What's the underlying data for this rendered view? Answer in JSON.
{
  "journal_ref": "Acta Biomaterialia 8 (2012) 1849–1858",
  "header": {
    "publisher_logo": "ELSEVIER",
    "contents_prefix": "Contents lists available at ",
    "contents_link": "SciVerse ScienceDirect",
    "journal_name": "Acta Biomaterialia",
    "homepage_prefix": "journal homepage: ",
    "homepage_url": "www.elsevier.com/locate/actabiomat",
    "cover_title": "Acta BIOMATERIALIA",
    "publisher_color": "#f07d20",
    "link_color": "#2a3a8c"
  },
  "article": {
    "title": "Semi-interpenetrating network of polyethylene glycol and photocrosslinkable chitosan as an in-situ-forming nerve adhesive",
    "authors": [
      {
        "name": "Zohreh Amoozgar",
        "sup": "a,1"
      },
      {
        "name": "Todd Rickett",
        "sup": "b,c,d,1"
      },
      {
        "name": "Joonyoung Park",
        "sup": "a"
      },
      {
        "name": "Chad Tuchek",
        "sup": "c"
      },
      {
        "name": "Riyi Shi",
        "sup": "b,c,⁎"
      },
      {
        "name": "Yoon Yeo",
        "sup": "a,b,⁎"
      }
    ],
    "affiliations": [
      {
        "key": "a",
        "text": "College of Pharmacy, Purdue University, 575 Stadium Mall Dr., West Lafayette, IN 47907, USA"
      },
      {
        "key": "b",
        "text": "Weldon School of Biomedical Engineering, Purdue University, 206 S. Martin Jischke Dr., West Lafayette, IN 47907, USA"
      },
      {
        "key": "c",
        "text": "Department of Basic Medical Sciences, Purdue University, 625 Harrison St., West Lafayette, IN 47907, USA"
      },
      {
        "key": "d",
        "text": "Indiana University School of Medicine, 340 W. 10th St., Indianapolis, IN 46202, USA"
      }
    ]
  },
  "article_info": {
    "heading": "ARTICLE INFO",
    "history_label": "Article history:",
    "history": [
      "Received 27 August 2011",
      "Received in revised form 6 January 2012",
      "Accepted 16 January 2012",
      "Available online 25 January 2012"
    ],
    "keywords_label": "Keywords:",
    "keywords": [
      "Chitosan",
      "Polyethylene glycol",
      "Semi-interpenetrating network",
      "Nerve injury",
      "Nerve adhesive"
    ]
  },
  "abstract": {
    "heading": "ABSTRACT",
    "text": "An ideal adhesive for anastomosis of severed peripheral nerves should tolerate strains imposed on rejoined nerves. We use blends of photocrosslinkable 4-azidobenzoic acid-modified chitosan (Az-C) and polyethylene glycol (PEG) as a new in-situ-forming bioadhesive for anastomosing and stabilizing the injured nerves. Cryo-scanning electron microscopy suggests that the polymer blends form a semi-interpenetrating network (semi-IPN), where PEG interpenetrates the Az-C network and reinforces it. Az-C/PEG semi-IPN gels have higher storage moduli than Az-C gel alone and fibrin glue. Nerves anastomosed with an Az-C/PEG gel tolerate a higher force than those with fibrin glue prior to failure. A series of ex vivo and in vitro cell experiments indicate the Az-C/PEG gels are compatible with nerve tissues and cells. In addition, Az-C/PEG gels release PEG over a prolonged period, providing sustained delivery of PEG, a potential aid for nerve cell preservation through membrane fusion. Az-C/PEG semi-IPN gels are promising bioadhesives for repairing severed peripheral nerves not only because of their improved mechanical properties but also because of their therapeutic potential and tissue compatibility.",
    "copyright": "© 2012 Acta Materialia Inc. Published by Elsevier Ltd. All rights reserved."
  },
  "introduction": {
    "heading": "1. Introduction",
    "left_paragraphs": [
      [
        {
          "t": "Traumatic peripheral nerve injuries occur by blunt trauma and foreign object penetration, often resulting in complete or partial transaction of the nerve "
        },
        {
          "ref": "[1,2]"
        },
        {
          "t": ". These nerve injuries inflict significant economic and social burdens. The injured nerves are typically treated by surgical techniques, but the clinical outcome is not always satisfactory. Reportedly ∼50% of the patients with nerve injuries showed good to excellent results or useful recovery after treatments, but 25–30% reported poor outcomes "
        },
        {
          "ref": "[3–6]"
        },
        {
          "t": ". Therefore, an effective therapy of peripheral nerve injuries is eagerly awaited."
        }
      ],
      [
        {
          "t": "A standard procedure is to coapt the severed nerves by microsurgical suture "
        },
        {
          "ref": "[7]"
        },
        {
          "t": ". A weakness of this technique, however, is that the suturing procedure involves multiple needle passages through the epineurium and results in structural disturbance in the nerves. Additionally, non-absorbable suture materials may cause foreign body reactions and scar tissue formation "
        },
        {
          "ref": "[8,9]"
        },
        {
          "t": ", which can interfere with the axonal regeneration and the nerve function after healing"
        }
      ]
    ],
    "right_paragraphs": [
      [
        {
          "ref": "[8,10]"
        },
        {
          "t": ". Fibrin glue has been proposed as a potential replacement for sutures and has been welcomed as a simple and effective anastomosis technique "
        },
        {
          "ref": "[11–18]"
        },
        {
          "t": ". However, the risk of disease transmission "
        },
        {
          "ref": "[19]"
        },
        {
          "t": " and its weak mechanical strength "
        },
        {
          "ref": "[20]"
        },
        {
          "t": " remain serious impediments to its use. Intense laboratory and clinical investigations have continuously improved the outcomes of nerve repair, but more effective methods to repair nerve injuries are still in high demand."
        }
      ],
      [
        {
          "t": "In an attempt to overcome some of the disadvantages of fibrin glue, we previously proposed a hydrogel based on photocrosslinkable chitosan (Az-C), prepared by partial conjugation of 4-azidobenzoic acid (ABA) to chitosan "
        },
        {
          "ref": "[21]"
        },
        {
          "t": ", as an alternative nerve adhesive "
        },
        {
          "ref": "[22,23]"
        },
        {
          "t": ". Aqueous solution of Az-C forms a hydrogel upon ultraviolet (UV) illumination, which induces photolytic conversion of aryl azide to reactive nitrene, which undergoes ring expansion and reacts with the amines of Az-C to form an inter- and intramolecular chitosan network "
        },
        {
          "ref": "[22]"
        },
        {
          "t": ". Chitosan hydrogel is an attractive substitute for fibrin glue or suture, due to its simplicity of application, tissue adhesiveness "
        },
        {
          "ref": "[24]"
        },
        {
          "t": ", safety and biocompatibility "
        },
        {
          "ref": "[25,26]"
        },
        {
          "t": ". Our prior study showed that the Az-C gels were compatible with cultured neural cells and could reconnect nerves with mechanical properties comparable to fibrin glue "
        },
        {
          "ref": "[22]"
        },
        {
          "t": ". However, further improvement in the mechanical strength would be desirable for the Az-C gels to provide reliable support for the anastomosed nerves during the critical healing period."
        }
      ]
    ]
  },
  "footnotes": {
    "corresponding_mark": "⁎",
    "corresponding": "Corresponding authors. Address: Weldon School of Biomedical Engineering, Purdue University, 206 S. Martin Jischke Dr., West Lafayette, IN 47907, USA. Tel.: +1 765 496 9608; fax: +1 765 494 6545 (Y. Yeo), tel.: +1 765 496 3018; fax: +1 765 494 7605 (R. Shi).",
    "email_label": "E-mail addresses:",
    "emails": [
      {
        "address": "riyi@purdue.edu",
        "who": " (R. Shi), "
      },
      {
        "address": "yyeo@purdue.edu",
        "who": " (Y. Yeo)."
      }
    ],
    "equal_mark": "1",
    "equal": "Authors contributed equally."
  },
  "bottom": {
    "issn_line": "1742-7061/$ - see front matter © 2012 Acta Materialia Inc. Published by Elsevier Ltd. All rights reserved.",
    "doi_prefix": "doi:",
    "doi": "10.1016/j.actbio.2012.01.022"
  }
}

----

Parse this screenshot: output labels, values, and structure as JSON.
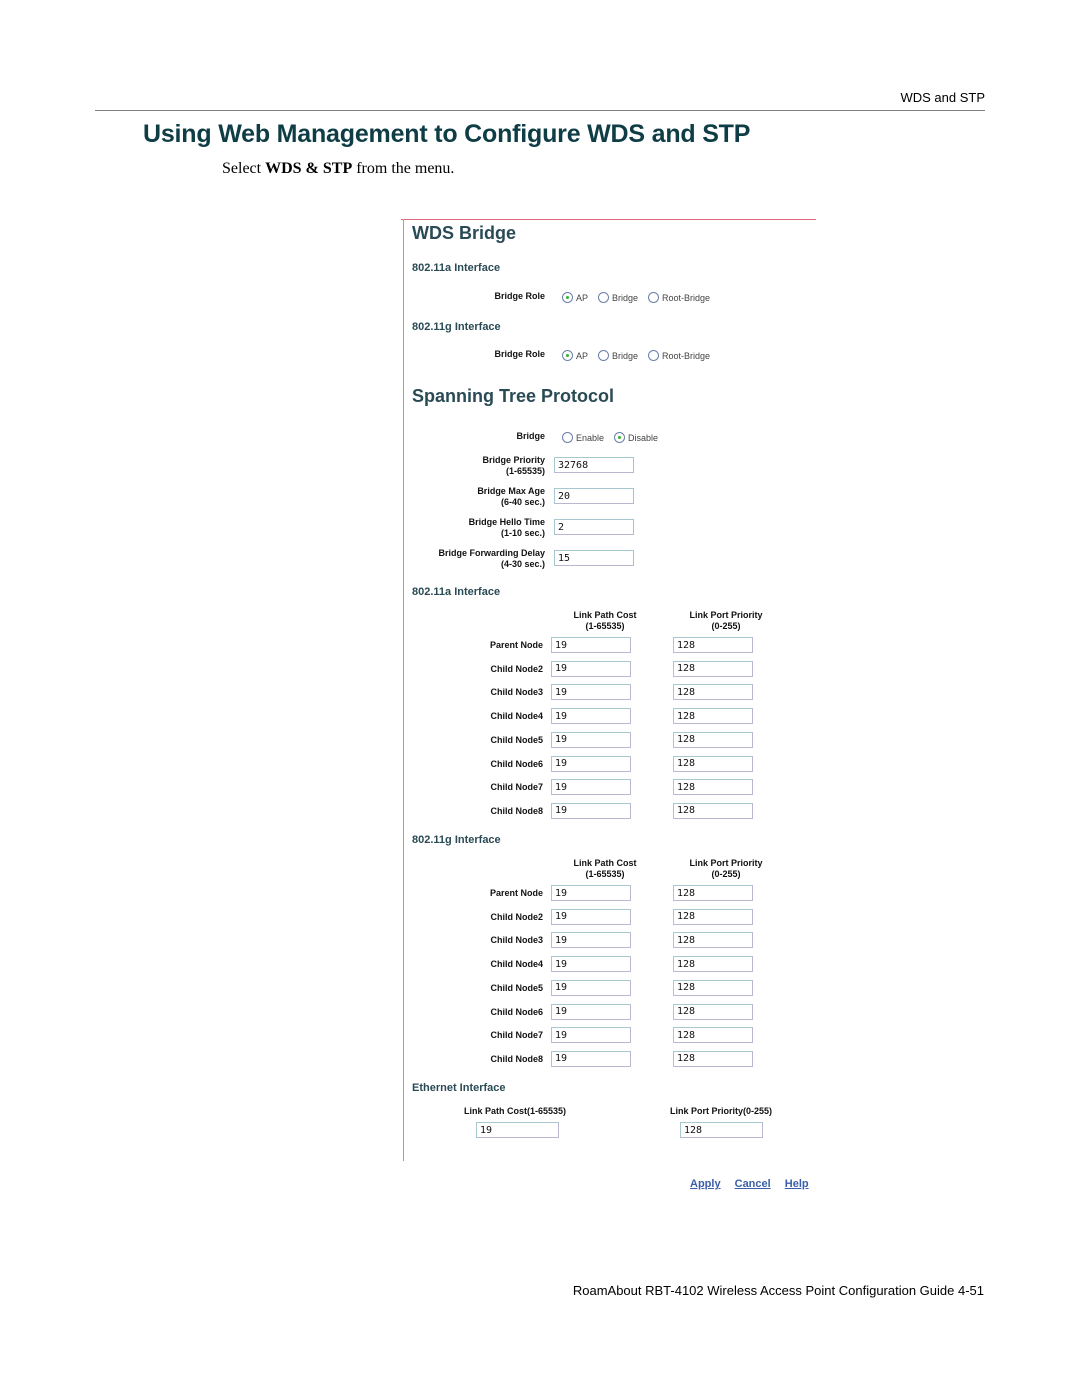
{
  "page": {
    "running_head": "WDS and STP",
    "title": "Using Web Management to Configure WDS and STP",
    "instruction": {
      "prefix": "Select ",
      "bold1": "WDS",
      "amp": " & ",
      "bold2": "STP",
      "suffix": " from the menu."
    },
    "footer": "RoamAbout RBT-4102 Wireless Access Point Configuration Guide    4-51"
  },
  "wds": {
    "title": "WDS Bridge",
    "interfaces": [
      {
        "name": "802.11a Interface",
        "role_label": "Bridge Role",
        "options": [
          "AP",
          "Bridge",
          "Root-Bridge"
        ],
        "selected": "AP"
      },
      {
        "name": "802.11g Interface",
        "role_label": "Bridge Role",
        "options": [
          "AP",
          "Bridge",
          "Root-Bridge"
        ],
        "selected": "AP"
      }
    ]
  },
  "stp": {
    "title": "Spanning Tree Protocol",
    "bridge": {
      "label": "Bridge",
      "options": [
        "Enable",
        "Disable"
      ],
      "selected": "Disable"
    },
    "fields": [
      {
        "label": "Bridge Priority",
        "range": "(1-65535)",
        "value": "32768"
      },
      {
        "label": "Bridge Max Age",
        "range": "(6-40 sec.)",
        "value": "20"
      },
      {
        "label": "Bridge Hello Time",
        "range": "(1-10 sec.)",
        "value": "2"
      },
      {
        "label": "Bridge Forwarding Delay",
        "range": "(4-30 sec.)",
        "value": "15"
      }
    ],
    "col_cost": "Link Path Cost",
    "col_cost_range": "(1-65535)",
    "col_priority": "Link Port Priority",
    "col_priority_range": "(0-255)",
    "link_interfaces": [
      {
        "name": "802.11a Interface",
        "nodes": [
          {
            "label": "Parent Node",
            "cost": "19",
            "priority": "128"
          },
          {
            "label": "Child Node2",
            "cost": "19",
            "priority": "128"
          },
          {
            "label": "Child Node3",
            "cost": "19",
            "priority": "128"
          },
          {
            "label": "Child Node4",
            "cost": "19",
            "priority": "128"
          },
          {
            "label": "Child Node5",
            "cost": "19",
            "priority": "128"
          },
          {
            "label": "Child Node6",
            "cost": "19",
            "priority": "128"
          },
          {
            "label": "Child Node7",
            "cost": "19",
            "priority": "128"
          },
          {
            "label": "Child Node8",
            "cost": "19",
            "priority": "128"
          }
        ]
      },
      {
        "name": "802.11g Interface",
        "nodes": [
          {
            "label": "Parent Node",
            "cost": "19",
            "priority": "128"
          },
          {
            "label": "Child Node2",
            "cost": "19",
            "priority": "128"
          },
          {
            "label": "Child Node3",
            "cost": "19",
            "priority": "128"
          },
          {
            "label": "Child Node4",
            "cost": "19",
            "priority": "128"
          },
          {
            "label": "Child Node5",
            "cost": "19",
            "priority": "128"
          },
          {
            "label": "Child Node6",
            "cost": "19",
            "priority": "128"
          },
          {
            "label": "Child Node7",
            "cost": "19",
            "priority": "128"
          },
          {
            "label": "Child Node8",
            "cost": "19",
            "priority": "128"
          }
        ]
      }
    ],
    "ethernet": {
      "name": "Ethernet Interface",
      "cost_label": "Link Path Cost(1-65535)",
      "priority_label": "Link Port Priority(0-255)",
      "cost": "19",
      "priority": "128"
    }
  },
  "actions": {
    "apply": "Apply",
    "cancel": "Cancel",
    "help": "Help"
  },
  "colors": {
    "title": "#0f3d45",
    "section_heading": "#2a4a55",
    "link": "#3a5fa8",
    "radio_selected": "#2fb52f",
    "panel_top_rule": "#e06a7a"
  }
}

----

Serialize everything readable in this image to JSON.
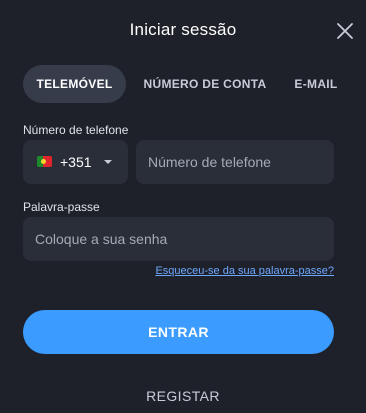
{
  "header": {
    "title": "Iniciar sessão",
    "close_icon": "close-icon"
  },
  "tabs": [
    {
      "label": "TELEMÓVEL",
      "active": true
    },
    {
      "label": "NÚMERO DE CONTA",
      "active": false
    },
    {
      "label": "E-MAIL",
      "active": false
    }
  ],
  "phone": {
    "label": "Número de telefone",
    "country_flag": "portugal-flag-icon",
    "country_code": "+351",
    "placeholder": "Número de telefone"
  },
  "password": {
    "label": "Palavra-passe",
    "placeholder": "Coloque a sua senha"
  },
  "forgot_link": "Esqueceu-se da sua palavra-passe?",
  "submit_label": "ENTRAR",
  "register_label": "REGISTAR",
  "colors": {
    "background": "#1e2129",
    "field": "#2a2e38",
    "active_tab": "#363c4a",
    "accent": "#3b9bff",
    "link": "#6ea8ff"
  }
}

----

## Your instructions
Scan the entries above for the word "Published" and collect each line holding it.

## Answer for this exercise
    "copyright": "© 2012 Acta Materialia Inc. Published by Elsevier Ltd. All rights reserved."
    "issn_line": "1742-7061/$ - see front matter © 2012 Acta Materialia Inc. Published by Elsevier Ltd. All rights reserved.",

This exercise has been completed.